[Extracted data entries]
- - - - - - -
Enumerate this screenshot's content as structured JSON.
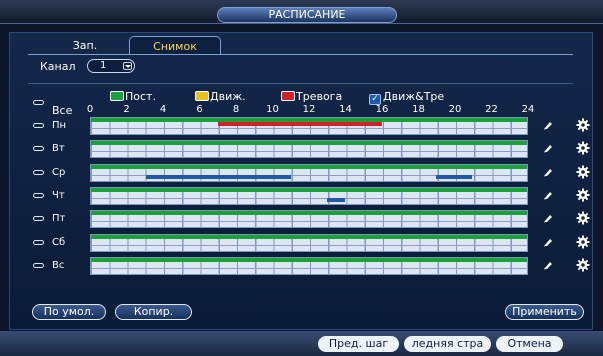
{
  "window": {
    "title": "РАСПИСАНИЕ"
  },
  "tabs": [
    {
      "label": "Зап.",
      "active": false
    },
    {
      "label": "Снимок",
      "active": true
    }
  ],
  "channel": {
    "label": "Канал",
    "value": "1"
  },
  "legend": {
    "constant": {
      "label": "Пост.",
      "color": "#1aa23a"
    },
    "motion": {
      "label": "Движ.",
      "color": "#e5c21c"
    },
    "alarm": {
      "label": "Тревога",
      "color": "#d3202a"
    },
    "motion_alarm": {
      "label": "Движ&Тре",
      "color": "#1e5aa8",
      "checked": true
    }
  },
  "all_label": "Все",
  "hours": [
    "0",
    "2",
    "4",
    "6",
    "8",
    "10",
    "12",
    "14",
    "16",
    "18",
    "20",
    "22",
    "24"
  ],
  "days": [
    {
      "label": "Пн",
      "segments": [
        {
          "type": "alarm",
          "start": 7,
          "end": 16
        }
      ]
    },
    {
      "label": "Вт",
      "segments": []
    },
    {
      "label": "Ср",
      "segments": [
        {
          "type": "motion_alarm",
          "start": 3,
          "end": 11
        },
        {
          "type": "motion_alarm",
          "start": 19,
          "end": 21
        }
      ]
    },
    {
      "label": "Чт",
      "segments": [
        {
          "type": "motion_alarm",
          "start": 13,
          "end": 14
        }
      ]
    },
    {
      "label": "Пт",
      "segments": []
    },
    {
      "label": "Сб",
      "segments": []
    },
    {
      "label": "Вс",
      "segments": []
    }
  ],
  "buttons": {
    "default": "По умол.",
    "copy": "Копир.",
    "apply": "Применить"
  },
  "footer": {
    "prev": "Пред. шаг",
    "last": "ледняя стра",
    "cancel": "Отмена"
  }
}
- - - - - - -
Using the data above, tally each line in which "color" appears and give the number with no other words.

• [Answer for the task]: 4